Tea culture is defined by the way tea is made and consumed, by the way the people interact with tea, and by the aesthetics surrounding tea drinking, it includes aspects of tea production, tea brewing, tea arts and ceremony, society, history, health, ethics, education, and communication and media issues.
Tea is commonly consumed at social events, and many cultures have created intricate formal ceremonies for these events. Western examples of these are afternoon tea and the tea party. Tea ceremonies, with its roots in the Chinese tea culture, differ among eastern countries, such as the Japanese or Korean tea ceremony. However, it may differ in preparation, such as in Tibet, where tea is commonly brewed with salt and butter. Tea plays an important role in some countries.
The British Empire spread its own interpretation of tea to its dominions and colonies including regions that today comprise the states of India, Hong Kong, and Pakistan which had existing tea customs, as well as, regions such as East Africa (modern day Kenya, Tanzania, and Uganda) and the Pacific (Australia, New Zealand) which did not have tea customs.
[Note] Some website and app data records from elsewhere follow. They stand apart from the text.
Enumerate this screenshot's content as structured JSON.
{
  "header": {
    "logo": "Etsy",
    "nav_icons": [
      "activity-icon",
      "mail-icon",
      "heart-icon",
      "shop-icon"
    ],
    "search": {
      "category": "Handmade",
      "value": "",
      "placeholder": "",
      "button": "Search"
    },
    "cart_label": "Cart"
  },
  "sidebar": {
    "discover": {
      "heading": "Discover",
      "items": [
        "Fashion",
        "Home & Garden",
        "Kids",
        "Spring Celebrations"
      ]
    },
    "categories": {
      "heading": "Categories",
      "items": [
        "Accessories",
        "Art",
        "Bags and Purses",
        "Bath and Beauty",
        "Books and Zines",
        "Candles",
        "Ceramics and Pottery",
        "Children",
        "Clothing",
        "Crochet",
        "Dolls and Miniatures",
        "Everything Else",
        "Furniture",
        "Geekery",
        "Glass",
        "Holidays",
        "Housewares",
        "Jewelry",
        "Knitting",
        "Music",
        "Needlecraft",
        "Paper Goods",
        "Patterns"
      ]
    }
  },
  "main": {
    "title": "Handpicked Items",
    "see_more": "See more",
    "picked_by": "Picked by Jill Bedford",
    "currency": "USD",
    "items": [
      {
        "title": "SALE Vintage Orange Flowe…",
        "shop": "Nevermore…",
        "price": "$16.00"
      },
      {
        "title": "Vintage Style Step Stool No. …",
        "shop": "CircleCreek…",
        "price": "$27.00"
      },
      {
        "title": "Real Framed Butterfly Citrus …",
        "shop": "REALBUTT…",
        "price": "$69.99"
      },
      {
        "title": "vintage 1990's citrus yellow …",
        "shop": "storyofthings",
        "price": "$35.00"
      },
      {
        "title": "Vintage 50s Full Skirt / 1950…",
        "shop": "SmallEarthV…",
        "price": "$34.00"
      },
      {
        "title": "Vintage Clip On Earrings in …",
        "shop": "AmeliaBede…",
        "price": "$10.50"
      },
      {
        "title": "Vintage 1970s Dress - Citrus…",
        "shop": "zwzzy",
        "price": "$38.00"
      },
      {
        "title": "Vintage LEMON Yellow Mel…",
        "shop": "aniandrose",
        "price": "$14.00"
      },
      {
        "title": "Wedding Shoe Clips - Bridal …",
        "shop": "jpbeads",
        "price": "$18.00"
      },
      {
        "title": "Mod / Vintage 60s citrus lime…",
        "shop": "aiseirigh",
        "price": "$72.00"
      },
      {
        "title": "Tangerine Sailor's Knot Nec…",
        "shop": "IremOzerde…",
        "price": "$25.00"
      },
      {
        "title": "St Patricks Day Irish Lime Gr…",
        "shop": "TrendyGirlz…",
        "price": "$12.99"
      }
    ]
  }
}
Different regions favor different varieties of tea — black, green, or oolong — and use different flavourings, such as milk, sugar or herbs. The temperature and strength of the tea likewise varies widely.